Hero marine helped to complete charity course by Harold Wood health service
A former Royal Marine who is cycling 3,000 miles for four charities was helped on his journey, thanks to care he received in Harold Wood last week.
Triple amputee Mark Ormrod, 28, who lost both legs and an arm when he stepped on a landmine in Afghanistan, is hand cycling around the British coast to raise money for military charities.
He started on Saturday in Plymouth but his effort was halted on Monday when screws in his prosthetic arm started coming loose.
On Tuesday, he visited the Long Term Conditions Centre in Gubbins Lane, Harold Wood, where staff made repairs and his visit was filmed by a TV crew.
The centre, run by North East London NHS Foundation Trust, can provide emergency treatment for out-of-area patients if their health authority gives them permission.
You may also want to watch:
Alan Mayer, who led the team carrying out the repairs to Mark’s arm, said: “People don’t often cycle hundreds of miles on prosthetic arms, so that’s what caused it.
“He was in here for about 15 minutes, it was actually a straightforward procedure for us.
- 1 'Disgraceful': Ex-estate agent sentenced for Chris Whitty assault
- 2 Daniel Laskos stabbing: Teens plead not guilty to murder
- 3 Harold Hill man pleads guilty to Chris Whitty assault
- 4 Chronically ill Romford man's fight for diagnosis after being told problem is psychological
- 5 Lower Thames Crossing: How would Upminster be affected?
- 6 Road and rail disruptions coming up over the coming week
- 7 Romford ‘best in region’ chef shares his cooking tip and favourite dish
- 8 Meet the Olympians from east London and Brentwood
- 9 Daniel Laskos stabbing: Teens charged with murder to face court
- 10 'Lovely service': Initial impressions of Kem Cetinay's restaurant Array
“We’ve got a young prosthetic team, they’ve been totally gripped by the Paralympics and are just in awe of how people are able to get on with their lives.
“Mark is doing so great, for a great cause, he’s an inspiration.”
Mark, from Plymouth, told staff in front of BBC Devon film crews: “Thank you very much for sorting me out at such short notice so I can get back on the cycle.”

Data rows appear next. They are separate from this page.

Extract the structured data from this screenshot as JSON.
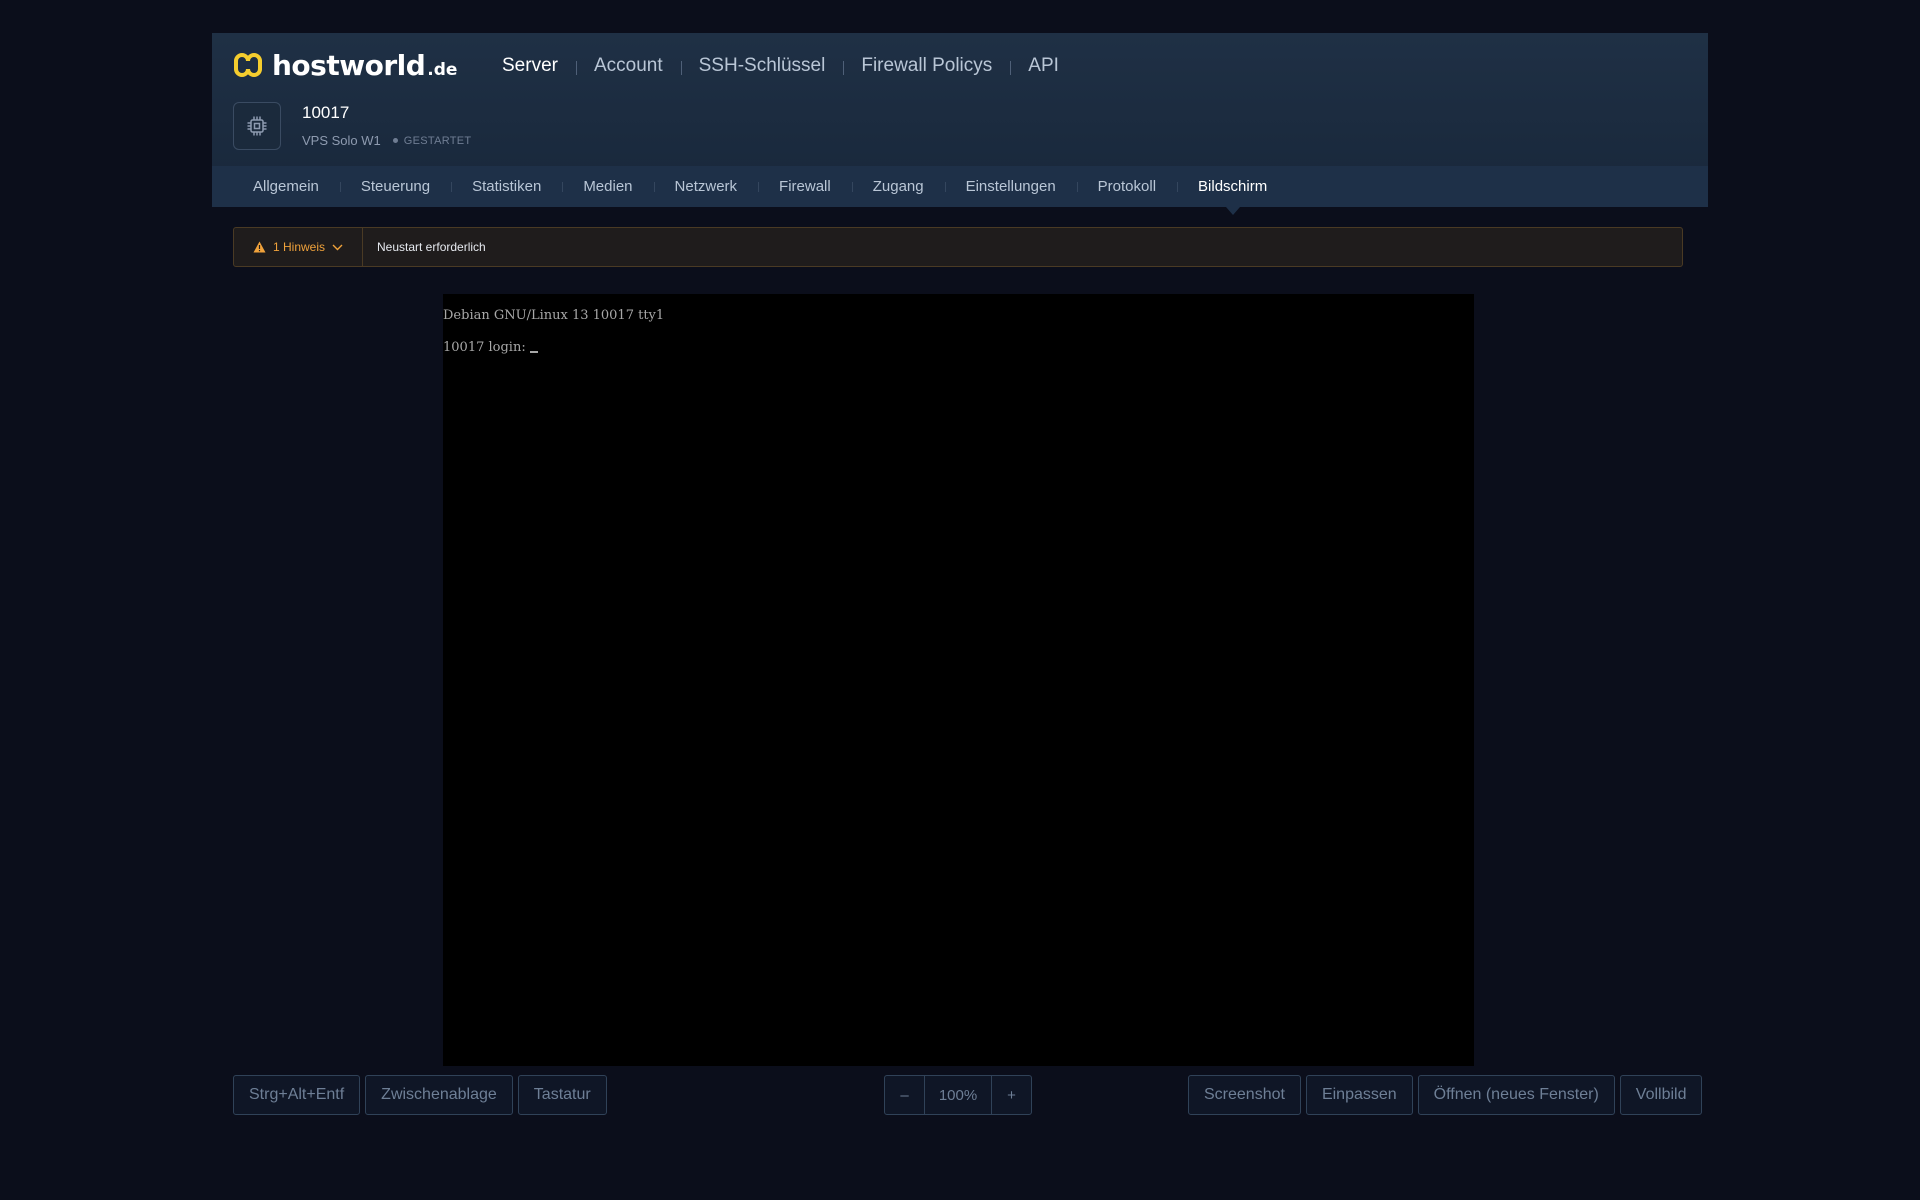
{
  "brand": {
    "name": "hostworld",
    "tld": ".de",
    "accent": "#f5cd2e"
  },
  "main_nav": [
    {
      "label": "Server",
      "active": true
    },
    {
      "label": "Account",
      "active": false
    },
    {
      "label": "SSH-Schlüssel",
      "active": false
    },
    {
      "label": "Firewall Policys",
      "active": false
    },
    {
      "label": "API",
      "active": false
    }
  ],
  "server": {
    "icon": "cpu-chip-icon",
    "name": "10017",
    "plan": "VPS Solo W1",
    "status": "GESTARTET"
  },
  "tabs": [
    {
      "label": "Allgemein"
    },
    {
      "label": "Steuerung"
    },
    {
      "label": "Statistiken"
    },
    {
      "label": "Medien"
    },
    {
      "label": "Netzwerk"
    },
    {
      "label": "Firewall"
    },
    {
      "label": "Zugang"
    },
    {
      "label": "Einstellungen"
    },
    {
      "label": "Protokoll"
    },
    {
      "label": "Bildschirm",
      "active": true
    }
  ],
  "alert": {
    "toggle_label": "1 Hinweis",
    "message": "Neustart erforderlich",
    "color": "#f0a23b"
  },
  "console": {
    "line1": "Debian GNU/Linux 13 10017 tty1",
    "line2": "10017 login:"
  },
  "toolbar": {
    "left": {
      "ctrl_alt_del": "Strg+Alt+Entf",
      "clipboard": "Zwischenablage",
      "keyboard": "Tastatur"
    },
    "zoom": {
      "minus": "–",
      "value": "100%",
      "plus": "+"
    },
    "right": {
      "screenshot": "Screenshot",
      "fit": "Einpassen",
      "open_new_window": "Öffnen (neues Fenster)",
      "fullscreen": "Vollbild"
    }
  }
}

The team also gave advice to the veteran about how to avoid getting blisters during the gruelling route.
The average age of the amputees seen at the centre is 69 years old.

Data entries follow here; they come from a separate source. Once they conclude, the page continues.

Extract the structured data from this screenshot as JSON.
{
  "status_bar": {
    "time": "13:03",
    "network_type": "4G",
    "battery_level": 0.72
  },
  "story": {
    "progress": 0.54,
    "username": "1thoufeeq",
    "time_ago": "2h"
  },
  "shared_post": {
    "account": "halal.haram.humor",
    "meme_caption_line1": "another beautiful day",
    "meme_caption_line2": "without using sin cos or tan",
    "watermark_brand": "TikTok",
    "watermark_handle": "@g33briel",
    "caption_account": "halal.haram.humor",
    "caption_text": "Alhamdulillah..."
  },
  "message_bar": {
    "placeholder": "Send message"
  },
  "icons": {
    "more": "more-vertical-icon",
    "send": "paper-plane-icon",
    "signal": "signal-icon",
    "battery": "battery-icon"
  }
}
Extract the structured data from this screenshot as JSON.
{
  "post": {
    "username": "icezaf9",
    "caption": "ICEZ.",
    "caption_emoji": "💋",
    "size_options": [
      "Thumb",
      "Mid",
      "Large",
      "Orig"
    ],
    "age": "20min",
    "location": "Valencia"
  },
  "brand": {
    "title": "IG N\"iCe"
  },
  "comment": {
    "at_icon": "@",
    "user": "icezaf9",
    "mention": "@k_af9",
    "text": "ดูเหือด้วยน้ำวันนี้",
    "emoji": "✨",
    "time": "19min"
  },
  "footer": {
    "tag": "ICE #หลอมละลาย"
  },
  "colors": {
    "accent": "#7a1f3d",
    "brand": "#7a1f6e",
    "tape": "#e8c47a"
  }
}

- To follow Mark’s progress visit www.tourdeforces.com.